[Opening Input data section]
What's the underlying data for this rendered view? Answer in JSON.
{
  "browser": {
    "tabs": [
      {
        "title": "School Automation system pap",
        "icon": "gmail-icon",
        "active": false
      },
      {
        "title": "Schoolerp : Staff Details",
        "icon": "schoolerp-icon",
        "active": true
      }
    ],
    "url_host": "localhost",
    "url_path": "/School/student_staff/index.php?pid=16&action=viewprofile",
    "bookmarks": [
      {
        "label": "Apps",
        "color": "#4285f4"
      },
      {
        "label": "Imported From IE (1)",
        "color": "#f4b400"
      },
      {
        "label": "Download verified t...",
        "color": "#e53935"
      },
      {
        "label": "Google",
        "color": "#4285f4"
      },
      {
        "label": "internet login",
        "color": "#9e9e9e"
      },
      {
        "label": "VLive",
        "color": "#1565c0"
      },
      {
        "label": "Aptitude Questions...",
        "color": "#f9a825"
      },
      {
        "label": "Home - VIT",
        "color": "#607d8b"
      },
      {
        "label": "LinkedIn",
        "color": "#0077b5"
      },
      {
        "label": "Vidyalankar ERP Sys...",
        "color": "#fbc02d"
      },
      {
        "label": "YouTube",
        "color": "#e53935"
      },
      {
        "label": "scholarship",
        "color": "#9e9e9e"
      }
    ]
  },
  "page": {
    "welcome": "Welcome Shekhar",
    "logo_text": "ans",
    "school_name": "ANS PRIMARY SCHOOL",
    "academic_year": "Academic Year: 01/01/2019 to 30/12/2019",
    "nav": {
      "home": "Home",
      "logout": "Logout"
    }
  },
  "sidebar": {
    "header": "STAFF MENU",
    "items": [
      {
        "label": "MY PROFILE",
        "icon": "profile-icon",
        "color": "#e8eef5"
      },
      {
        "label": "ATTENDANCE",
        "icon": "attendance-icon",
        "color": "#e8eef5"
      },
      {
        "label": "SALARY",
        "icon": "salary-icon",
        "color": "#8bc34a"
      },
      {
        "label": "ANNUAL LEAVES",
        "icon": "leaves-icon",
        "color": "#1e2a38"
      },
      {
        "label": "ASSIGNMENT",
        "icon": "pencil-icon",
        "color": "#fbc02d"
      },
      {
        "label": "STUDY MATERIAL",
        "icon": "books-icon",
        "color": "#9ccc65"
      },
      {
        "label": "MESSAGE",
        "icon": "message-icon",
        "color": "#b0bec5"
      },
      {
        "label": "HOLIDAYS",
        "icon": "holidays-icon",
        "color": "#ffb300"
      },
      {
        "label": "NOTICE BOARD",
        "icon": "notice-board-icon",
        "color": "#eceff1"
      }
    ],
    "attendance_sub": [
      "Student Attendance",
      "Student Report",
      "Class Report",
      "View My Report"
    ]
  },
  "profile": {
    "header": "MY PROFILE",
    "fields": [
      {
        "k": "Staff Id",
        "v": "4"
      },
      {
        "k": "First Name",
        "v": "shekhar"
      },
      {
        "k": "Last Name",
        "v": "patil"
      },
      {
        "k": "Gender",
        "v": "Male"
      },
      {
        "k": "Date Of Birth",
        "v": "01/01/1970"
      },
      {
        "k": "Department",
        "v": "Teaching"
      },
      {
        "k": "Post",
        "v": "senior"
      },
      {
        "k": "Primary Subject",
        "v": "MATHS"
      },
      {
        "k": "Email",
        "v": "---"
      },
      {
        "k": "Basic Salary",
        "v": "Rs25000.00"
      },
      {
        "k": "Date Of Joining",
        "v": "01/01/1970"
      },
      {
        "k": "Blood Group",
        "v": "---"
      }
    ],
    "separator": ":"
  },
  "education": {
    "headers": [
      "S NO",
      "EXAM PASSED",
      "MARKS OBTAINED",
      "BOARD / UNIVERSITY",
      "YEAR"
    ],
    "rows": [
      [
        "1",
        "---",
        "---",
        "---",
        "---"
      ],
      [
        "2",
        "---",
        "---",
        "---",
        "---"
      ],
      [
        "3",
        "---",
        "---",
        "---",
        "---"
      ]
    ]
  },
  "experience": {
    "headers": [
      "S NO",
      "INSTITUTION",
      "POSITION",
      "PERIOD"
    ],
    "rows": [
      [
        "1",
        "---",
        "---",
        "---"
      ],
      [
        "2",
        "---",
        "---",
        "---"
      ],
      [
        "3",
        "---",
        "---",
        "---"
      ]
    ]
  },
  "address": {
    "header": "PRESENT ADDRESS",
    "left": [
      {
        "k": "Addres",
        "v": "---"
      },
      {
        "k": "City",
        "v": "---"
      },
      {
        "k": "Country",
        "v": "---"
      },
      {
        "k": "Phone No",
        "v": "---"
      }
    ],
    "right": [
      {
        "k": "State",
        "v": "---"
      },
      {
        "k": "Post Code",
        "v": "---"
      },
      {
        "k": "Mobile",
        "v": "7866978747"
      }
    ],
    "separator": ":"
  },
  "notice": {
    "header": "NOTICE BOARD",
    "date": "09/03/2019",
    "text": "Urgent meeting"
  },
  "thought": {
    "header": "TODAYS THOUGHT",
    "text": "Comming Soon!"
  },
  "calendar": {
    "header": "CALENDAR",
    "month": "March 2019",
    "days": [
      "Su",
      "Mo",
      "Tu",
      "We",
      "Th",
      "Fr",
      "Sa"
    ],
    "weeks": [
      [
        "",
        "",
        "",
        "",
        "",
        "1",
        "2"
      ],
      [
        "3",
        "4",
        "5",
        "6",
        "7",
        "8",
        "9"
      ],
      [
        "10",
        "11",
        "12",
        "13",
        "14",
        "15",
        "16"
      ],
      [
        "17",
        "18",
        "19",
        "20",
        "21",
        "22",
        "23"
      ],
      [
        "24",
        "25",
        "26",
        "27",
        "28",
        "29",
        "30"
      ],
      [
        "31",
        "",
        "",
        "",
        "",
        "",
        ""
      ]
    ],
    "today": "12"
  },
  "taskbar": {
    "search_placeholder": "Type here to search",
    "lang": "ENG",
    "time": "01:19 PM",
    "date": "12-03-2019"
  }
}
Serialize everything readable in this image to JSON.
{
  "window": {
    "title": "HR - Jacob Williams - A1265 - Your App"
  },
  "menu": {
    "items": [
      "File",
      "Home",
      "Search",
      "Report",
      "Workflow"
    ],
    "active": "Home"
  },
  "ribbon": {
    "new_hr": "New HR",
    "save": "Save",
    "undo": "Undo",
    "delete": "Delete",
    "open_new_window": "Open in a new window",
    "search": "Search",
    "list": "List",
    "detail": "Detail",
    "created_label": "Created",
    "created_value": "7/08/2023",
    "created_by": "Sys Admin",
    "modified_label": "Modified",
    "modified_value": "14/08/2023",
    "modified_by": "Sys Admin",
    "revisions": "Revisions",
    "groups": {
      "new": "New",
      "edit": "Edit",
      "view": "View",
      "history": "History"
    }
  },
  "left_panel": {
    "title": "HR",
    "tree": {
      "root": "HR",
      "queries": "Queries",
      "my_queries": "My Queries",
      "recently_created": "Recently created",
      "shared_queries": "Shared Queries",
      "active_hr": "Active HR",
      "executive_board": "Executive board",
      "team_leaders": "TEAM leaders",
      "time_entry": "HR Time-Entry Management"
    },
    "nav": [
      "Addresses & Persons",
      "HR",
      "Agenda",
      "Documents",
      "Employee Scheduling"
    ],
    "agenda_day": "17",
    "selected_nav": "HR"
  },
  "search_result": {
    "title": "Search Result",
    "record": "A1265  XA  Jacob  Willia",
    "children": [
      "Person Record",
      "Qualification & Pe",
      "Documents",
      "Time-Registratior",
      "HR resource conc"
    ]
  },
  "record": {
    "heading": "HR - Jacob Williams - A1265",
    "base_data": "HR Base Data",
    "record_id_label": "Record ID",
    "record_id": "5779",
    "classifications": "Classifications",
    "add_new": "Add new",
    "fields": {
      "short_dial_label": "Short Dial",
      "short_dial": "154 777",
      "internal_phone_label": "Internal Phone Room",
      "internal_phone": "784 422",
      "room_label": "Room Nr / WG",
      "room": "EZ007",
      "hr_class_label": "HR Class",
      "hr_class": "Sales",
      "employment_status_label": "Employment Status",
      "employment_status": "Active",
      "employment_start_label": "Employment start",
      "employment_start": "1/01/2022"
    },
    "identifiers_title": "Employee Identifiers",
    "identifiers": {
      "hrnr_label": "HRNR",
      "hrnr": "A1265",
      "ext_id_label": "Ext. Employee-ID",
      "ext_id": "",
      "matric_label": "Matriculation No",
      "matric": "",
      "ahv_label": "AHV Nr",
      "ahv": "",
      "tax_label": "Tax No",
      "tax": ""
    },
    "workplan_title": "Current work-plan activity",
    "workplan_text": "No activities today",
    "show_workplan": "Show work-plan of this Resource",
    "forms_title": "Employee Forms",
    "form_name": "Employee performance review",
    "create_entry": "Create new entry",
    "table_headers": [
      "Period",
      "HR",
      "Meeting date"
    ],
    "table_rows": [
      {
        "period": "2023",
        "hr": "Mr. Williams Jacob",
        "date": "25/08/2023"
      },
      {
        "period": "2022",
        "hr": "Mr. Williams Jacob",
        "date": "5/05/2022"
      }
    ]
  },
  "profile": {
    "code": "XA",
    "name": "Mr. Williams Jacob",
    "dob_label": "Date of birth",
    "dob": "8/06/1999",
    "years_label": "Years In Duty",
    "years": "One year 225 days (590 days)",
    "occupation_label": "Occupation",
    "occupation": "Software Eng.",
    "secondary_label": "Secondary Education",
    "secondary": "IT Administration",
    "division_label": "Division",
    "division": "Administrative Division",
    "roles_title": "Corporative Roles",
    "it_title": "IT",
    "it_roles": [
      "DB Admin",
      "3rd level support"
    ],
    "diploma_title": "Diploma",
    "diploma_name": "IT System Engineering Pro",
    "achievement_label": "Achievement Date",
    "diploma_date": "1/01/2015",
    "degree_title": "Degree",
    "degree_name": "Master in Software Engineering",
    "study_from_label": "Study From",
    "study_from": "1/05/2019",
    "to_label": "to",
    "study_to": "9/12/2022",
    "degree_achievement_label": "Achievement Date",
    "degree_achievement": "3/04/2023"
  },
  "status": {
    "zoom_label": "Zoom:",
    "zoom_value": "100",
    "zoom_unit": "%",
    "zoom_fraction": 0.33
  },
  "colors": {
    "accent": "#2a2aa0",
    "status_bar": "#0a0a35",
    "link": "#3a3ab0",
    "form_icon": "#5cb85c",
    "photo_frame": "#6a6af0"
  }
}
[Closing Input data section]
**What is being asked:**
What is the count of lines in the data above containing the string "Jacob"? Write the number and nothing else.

**Expected answer:**
6